'…It was very, very sad because I loved him so much. I'd just been through cancer with Linda and here I was going through it all over again with a mate of 50 years. He wasn't my immediate family but he almost was. He'd always felt like my little brother.'
He takes a breath, focuses on a point in the distance, mutters ‘What a lovely boy’ then carries on.
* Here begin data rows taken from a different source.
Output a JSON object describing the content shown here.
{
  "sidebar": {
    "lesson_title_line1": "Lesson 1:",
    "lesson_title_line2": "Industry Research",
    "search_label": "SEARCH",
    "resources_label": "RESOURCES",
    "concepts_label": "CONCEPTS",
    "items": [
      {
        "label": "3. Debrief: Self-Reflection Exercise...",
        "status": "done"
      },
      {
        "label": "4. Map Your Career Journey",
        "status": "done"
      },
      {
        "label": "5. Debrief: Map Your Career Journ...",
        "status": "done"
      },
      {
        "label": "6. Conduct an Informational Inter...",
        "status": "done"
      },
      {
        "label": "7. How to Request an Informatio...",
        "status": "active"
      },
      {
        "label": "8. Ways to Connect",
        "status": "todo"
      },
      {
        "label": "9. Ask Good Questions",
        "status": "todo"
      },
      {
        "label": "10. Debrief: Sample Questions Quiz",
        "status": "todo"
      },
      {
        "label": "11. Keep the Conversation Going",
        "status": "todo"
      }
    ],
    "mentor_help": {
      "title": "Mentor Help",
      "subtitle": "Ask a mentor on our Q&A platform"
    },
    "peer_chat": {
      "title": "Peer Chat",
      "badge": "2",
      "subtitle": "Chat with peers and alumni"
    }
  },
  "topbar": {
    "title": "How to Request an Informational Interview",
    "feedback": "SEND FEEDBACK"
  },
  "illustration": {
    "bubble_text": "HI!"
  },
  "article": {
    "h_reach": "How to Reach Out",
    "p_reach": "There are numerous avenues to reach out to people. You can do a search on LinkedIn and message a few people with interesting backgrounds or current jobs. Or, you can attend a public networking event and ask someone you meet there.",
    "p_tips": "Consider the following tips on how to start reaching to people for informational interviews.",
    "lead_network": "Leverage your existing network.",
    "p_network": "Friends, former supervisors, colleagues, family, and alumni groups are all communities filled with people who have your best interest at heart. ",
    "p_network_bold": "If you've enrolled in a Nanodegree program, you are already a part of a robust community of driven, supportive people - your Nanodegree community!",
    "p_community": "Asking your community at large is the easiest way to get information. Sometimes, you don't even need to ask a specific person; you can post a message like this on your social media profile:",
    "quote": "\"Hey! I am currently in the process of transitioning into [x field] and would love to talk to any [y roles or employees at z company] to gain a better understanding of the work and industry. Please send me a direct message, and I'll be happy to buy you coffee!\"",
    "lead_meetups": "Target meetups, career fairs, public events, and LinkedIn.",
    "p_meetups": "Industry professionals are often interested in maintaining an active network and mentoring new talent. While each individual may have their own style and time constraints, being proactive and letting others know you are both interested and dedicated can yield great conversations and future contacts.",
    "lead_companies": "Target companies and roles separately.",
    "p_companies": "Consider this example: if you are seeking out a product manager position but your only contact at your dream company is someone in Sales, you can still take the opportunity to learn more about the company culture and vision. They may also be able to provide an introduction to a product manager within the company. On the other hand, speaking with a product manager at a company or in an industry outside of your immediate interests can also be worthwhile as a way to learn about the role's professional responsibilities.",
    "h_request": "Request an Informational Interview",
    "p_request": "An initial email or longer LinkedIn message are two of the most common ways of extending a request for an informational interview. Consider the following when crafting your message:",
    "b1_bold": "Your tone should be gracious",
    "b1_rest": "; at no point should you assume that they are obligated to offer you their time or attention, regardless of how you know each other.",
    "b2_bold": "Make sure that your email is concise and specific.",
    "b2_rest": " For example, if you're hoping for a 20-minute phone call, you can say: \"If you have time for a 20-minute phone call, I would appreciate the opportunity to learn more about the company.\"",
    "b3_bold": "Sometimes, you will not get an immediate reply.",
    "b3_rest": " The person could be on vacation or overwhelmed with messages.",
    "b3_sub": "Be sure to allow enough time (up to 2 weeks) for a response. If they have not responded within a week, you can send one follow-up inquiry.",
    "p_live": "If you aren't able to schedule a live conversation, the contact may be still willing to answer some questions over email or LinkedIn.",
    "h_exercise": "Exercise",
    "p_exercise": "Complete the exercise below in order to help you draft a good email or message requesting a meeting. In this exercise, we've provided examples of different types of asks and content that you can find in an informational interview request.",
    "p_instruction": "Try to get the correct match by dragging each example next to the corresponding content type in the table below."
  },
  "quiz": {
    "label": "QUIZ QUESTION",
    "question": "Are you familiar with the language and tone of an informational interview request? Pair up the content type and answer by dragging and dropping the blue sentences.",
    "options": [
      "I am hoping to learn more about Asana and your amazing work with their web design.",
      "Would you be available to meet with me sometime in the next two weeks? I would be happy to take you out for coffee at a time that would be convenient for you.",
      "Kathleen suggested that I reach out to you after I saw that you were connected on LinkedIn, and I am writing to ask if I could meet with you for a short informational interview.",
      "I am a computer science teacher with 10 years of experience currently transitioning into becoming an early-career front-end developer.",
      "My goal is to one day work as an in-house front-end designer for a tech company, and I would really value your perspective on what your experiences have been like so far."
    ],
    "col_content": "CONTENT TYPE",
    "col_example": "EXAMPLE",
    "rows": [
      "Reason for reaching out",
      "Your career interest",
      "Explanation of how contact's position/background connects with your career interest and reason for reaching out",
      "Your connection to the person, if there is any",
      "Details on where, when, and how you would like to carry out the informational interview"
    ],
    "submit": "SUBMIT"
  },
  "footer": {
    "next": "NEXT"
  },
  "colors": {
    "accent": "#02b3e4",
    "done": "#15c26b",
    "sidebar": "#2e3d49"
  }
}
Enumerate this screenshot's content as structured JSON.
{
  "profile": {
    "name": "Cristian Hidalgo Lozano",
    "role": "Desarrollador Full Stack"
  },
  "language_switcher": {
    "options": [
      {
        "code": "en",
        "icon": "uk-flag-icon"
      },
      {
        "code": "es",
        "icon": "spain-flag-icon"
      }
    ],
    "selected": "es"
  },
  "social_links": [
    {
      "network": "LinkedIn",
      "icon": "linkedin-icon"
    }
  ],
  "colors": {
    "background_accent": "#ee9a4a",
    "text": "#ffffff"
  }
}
'The last time I met him, he was very sick and I held his hand for four hours. As I was doing it I was thinking “I've never held his hand before, ever. This is not what two Liverpool fellas do, no matter how well you know each other.” I kept thinking, “he's going to smack me here.” But he didn't. He just stroked my hand with his thumb and I thought “Ah, this is OK, this is life. It's tough but it's lovely. That's how it is.” I knew George before I knew any of the others and I loved that man. I'm so proud to have known him. Still, as sad as it was, you take the great bit, which was that last time you saw him, and that's what you remember. That and all the other lovely memories.'